The Scottish Government could face a bill greater than the £11 million that was paid out to cover the cost of damages to former inmates over the practice of “slopping out” in prisons, Aidan O’Neill QC told The Scotsman.

Mr O’Neill’s warning came as Labour MSP Richard Baker announced a plan for a Holyrood bill to counteract controversial Westminster legislation that strips people injured in the workplace due to safety breaches of an automatic right to compensation.

UK Business Secretary Vince Cable introduced the change, through the Enterprise and Regulatory Reform Act, as part of a move to cut red tape for employers.

Employees injured in the workplace under the old law were automatically entitled to compensation if rules on safety were breached, with the burden of proof on the employer.

Now, Mr O’Neill said, workers have to state what the company had done wrong as well as proving that machinery involved in the accident was faulty and had not been properly maintained.

He said: “Before, just a breach of regulations would have meant compensation was paid. It makes quite a difference, as now the injured worker is the one who has to go through all the hoops.”

The QC, who specialises in European law, said the Scottish Government could face a flood of lawsuits from injured workers in Scotland denied compensation if it fails to overturn the law.

Mr O’Neill said the Scottish Parliament has the “legislative competence” to overrule the law on the grounds that Holyrood has powers over compensation case law and an obligation to uphold European Union law.

Holyrood would be as culpable as Westminster unless it acted to protect the right to compensation, Mr O’Neill suggested.

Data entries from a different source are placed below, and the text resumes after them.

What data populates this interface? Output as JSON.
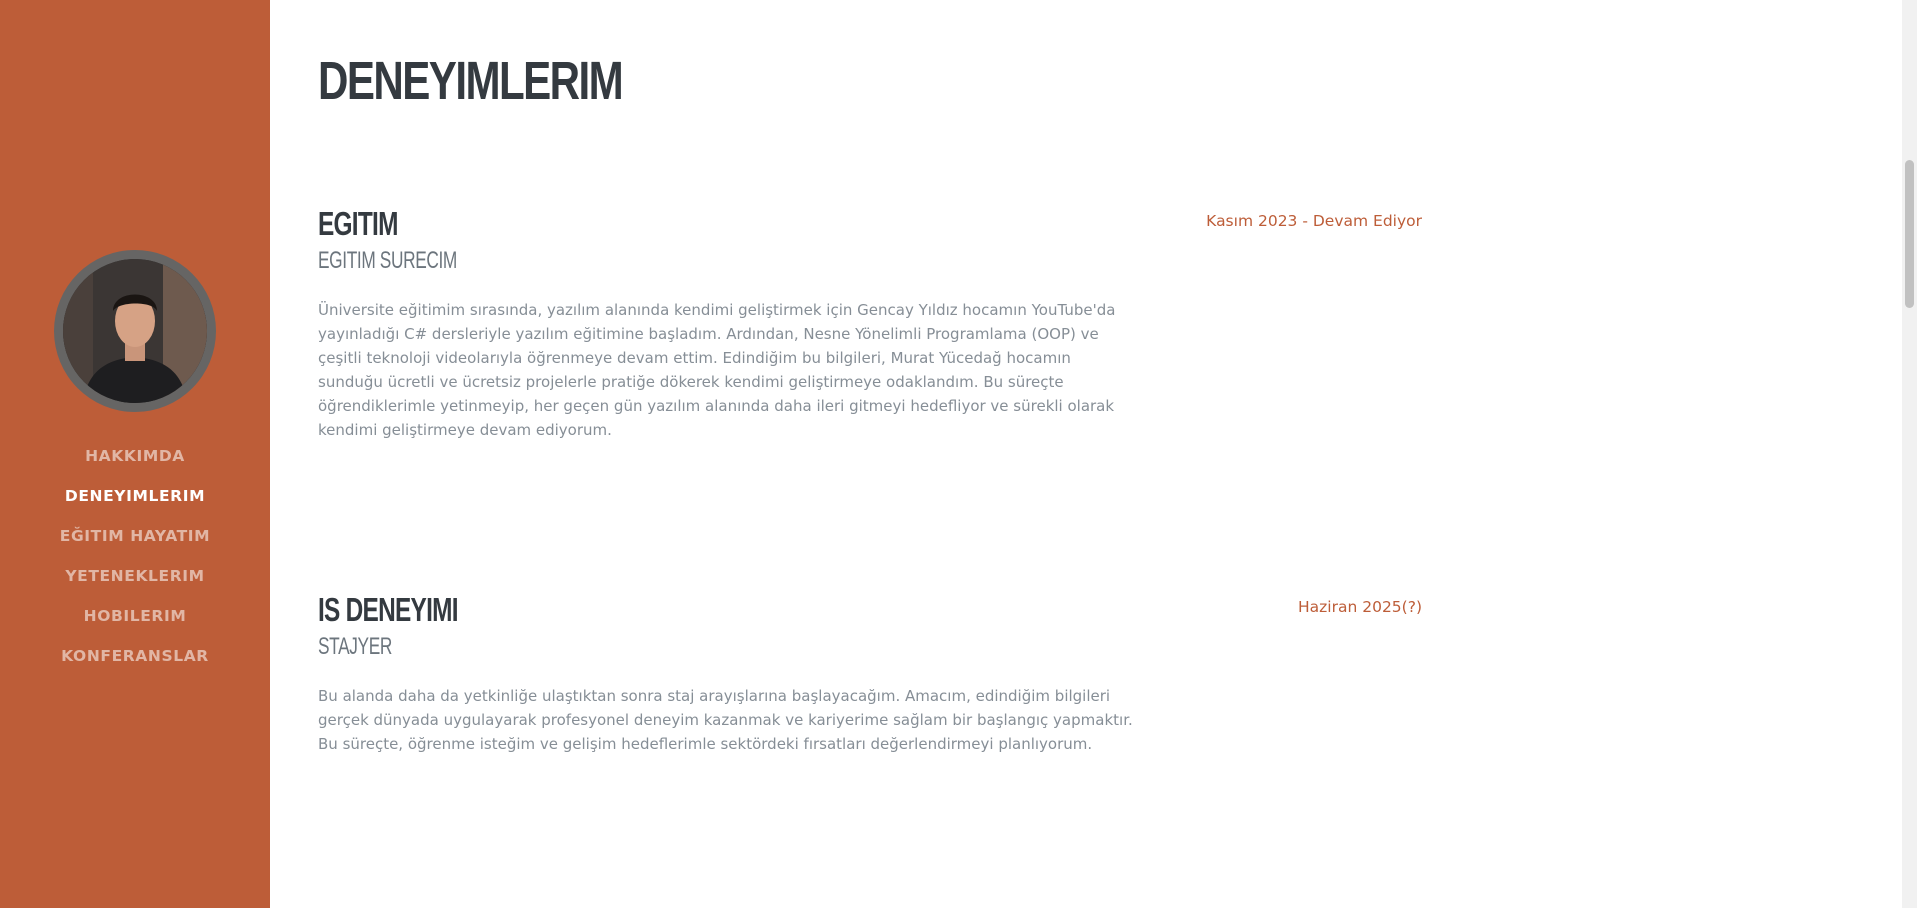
{
  "sidebar": {
    "avatar_alt": "Profile photo",
    "nav": [
      {
        "label": "HAKKIMDA",
        "active": false
      },
      {
        "label": "DENEYIMLERIM",
        "active": true
      },
      {
        "label": "EĞITIM HAYATIM",
        "active": false
      },
      {
        "label": "YETENEKLERIM",
        "active": false
      },
      {
        "label": "HOBILERIM",
        "active": false
      },
      {
        "label": "KONFERANSLAR",
        "active": false
      }
    ]
  },
  "main": {
    "title": "DENEYIMLERIM",
    "sections": [
      {
        "heading": "EGITIM",
        "subheading": "EGITIM SURECIM",
        "date": "Kasım 2023 - Devam Ediyor",
        "body": "Üniversite eğitimim sırasında, yazılım alanında kendimi geliştirmek için Gencay Yıldız hocamın YouTube'da yayınladığı C# dersleriyle yazılım eğitimine başladım. Ardından, Nesne Yönelimli Programlama (OOP) ve çeşitli teknoloji videolarıyla öğrenmeye devam ettim. Edindiğim bu bilgileri, Murat Yücedağ hocamın sunduğu ücretli ve ücretsiz projelerle pratiğe dökerek kendimi geliştirmeye odaklandım. Bu süreçte öğrendiklerimle yetinmeyip, her geçen gün yazılım alanında daha ileri gitmeyi hedefliyor ve sürekli olarak kendimi geliştirmeye devam ediyorum."
      },
      {
        "heading": "IS DENEYIMI",
        "subheading": "STAJYER",
        "date": "Haziran 2025(?)",
        "body": "Bu alanda daha da yetkinliğe ulaştıktan sonra staj arayışlarına başlayacağım. Amacım, edindiğim bilgileri gerçek dünyada uygulayarak profesyonel deneyim kazanmak ve kariyerime sağlam bir başlangıç yapmaktır. Bu süreçte, öğrenme isteğim ve gelişim hedeflerimle sektördeki fırsatları değerlendirmeyi planlıyorum."
      }
    ]
  },
  "colors": {
    "accent": "#bd5d38",
    "heading": "#343a40",
    "muted": "#868e96"
  }
}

The QC, who is based at Matrix chambers in London, warned that the European Court of Human Rights (ECHR) would rule that Holyrood had effectively prevented injured workers from receiving compensation if it failed to use its powers to overturn Section 69 of the Enterprise Act.

He said: “Damages can be claimed against the state for a failure to implement EU law. The Scottish Government has to make sure there is an effective remedy for individuals and an obligation to ensure EU law is applied.”

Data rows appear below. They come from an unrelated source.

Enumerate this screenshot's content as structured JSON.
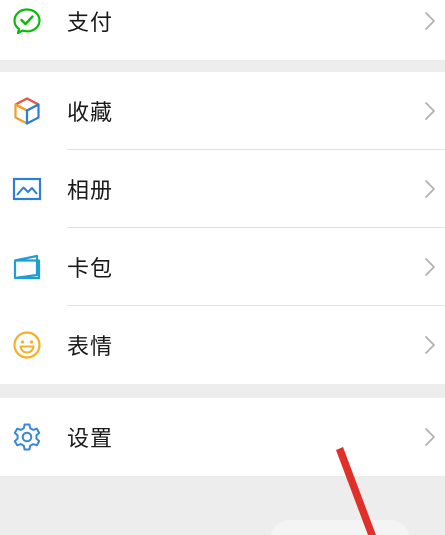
{
  "pay_group": {
    "items": [
      {
        "label": "支付",
        "icon": "wechat-pay-icon",
        "color": "#09bb07"
      }
    ]
  },
  "main_group": {
    "items": [
      {
        "label": "收藏",
        "icon": "favorites-cube-icon",
        "color": "#f0a028"
      },
      {
        "label": "相册",
        "icon": "album-picture-icon",
        "color": "#2e7fd4"
      },
      {
        "label": "卡包",
        "icon": "card-wallet-icon",
        "color": "#1f9ed6"
      },
      {
        "label": "表情",
        "icon": "emoji-smile-icon",
        "color": "#f5b025"
      }
    ]
  },
  "settings_group": {
    "items": [
      {
        "label": "设置",
        "icon": "settings-gear-icon",
        "color": "#3a87d6"
      }
    ]
  },
  "colors": {
    "background": "#ededed",
    "row_background": "#ffffff",
    "text": "#1a1a1a",
    "chevron": "#b2b2b2",
    "annotation_arrow": "#e0302a"
  }
}
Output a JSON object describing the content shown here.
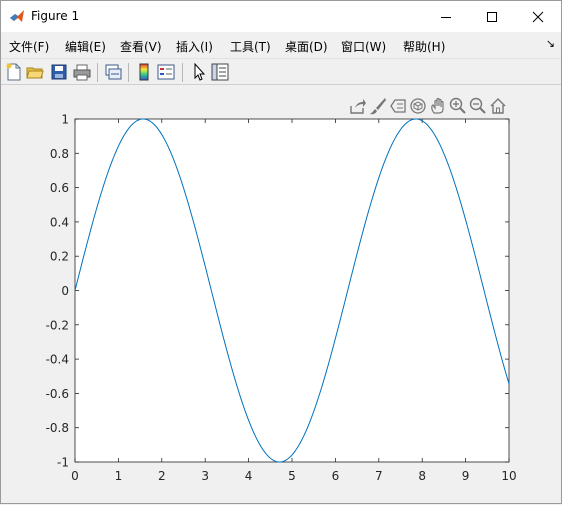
{
  "window": {
    "title": "Figure 1",
    "minimize_glyph": "—",
    "maximize_glyph": "☐",
    "close_glyph": "✕"
  },
  "menu": {
    "items": [
      {
        "label": "文件(F)"
      },
      {
        "label": "编辑(E)"
      },
      {
        "label": "查看(V)"
      },
      {
        "label": "插入(I)"
      },
      {
        "label": "工具(T)"
      },
      {
        "label": "桌面(D)"
      },
      {
        "label": "窗口(W)"
      },
      {
        "label": "帮助(H)"
      }
    ],
    "overflow_glyph": "↘"
  },
  "toolbar": {
    "icons": [
      "new-figure-icon",
      "open-file-icon",
      "save-icon",
      "print-icon",
      "link-plot-icon",
      "colorbar-icon",
      "legend-icon",
      "pointer-icon",
      "property-inspector-icon"
    ]
  },
  "axes_toolbar": {
    "icons": [
      "export-icon",
      "brush-icon",
      "data-tips-icon",
      "rotate-3d-icon",
      "pan-icon",
      "zoom-in-icon",
      "zoom-out-icon",
      "home-icon"
    ]
  },
  "colors": {
    "line": "#0072bd",
    "axes_bg": "#ffffff",
    "figure_bg": "#f0f0f0"
  },
  "chart_data": {
    "type": "line",
    "function": "sin(x)",
    "xlim": [
      0,
      10
    ],
    "ylim": [
      -1,
      1
    ],
    "x_ticks": [
      "0",
      "1",
      "2",
      "3",
      "4",
      "5",
      "6",
      "7",
      "8",
      "9",
      "10"
    ],
    "y_ticks": [
      "-1",
      "-0.8",
      "-0.6",
      "-0.4",
      "-0.2",
      "0",
      "0.2",
      "0.4",
      "0.6",
      "0.8",
      "1"
    ],
    "x_tick_values": [
      0,
      1,
      2,
      3,
      4,
      5,
      6,
      7,
      8,
      9,
      10
    ],
    "y_tick_values": [
      -1,
      -0.8,
      -0.6,
      -0.4,
      -0.2,
      0,
      0.2,
      0.4,
      0.6,
      0.8,
      1
    ],
    "series": [
      {
        "x": [
          0,
          0.5,
          1,
          1.5,
          1.5708,
          2,
          2.5,
          3,
          3.5,
          4,
          4.5,
          4.7124,
          5,
          5.5,
          6,
          6.5,
          7,
          7.5,
          7.854,
          8,
          8.5,
          9,
          9.5,
          10
        ],
        "y": [
          0,
          0.479,
          0.841,
          0.997,
          1,
          0.909,
          0.598,
          0.141,
          -0.351,
          -0.757,
          -0.978,
          -1,
          -0.959,
          -0.706,
          -0.279,
          0.215,
          0.657,
          0.938,
          1,
          0.989,
          0.798,
          0.412,
          -0.075,
          -0.544
        ]
      }
    ],
    "grid": false
  }
}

The QC also warned that payouts would be much higher than the £2,100 average awards in slopping out cases that allowed ex-inmates to sue for compensation under ECHR rules.

Mr O’Neill said: “Slopping out was about hurt feelings and the sums paid were a standard amount.

“If people are not able to claim for workplace injuries, the sums paid out would not just be £2,000. There would be fairly substantial payments made.

“Accidents are happening every day and there will be a head of steam and major pressure unless something is done immediately.

“The numbers who sustain an accident at work is much higher than the 8,000 or so of the people in prison.”

Labour MSP Mr Baker is to lodge a member’s Bill at Holyrood within the next few weeks, which he said would “restore” the automatic rights to compensation for Scots who have suffered injuries in the workplace.